Citation: Sumbria D, Berber E and Rouse BT (2019) Factors Affecting the Tissue Damaging Consequences of Viral Infections. Front. Microbiol. 10:2314. doi: 10.3389/fmicb.2019.02314
Received: 29 July 2019; Accepted: 23 September 2019;
Published: 04 October 2019.
Edited by:Ian M. Jones, University of Reading, United Kingdom
Reviewed by:Ryan Troyer, University of Western Ontario, Canada
Alexander Freiberg, The University of Texas Medical Branch at Galveston, United States
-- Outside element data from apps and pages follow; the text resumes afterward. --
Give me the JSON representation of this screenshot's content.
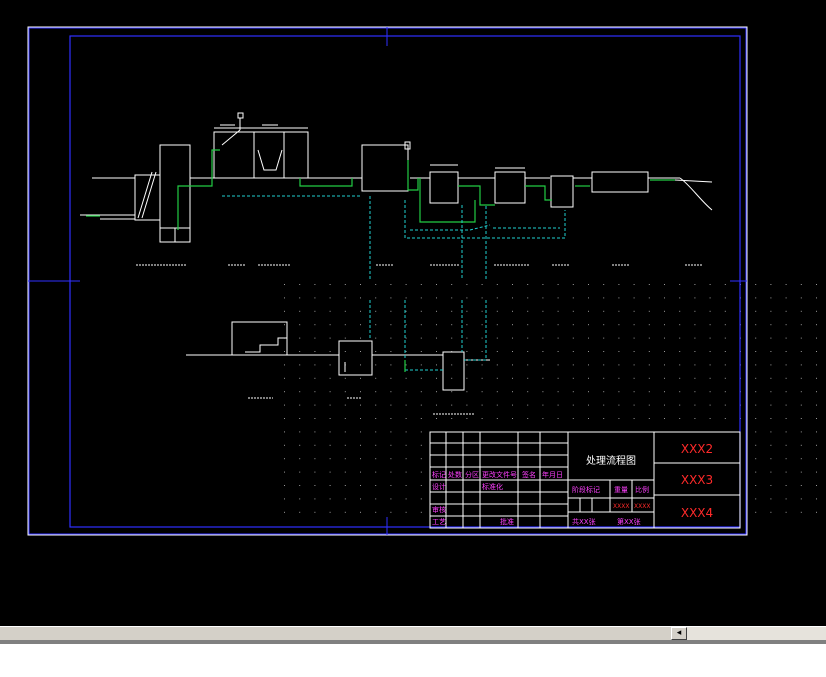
{
  "drawing": {
    "title_block": {
      "drawing_title": "处理流程图",
      "field_1": "XXX2",
      "field_2": "XXX3",
      "field_3": "XXX4",
      "revision_headers": [
        "标记",
        "处数",
        "分区",
        "更改文件号",
        "签名",
        "年月日"
      ],
      "row_design": "设计",
      "row_standard": "标准化",
      "row_review": "审核",
      "row_process": "工艺",
      "row_approve": "批准",
      "stage_label": "阶段标记",
      "weight_label": "重量",
      "scale_label": "比例",
      "value_a": "XXXX",
      "value_b": "XXXX",
      "sheet_total": "共XX张",
      "sheet_no": "第XX张"
    }
  },
  "colors": {
    "background": "#000000",
    "frame": "#3030ff",
    "lines": "#ffffff",
    "pipe": "#22cc44",
    "cyan_pipe": "#20d0d0",
    "title_red": "#ff2a2a",
    "title_magenta": "#ff40ff",
    "grid_dots": "#9a9a9a"
  },
  "ui": {
    "scroll_left_icon": "◂"
  }
}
Copyright © 2019 Sumbria, Berber and Rouse. This is an open-access article distributed under the terms of the Creative Commons Attribution License (CC BY). The use, distribution or reproduction in other forums is permitted, provided the original author(s) and the copyright owner(s) are credited and that the original publication in this journal is cited, in accordance with accepted academic practice. No use, distribution or reproduction is permitted which does not comply with these terms.
*Correspondence: Barry T. Rouse, email@example.com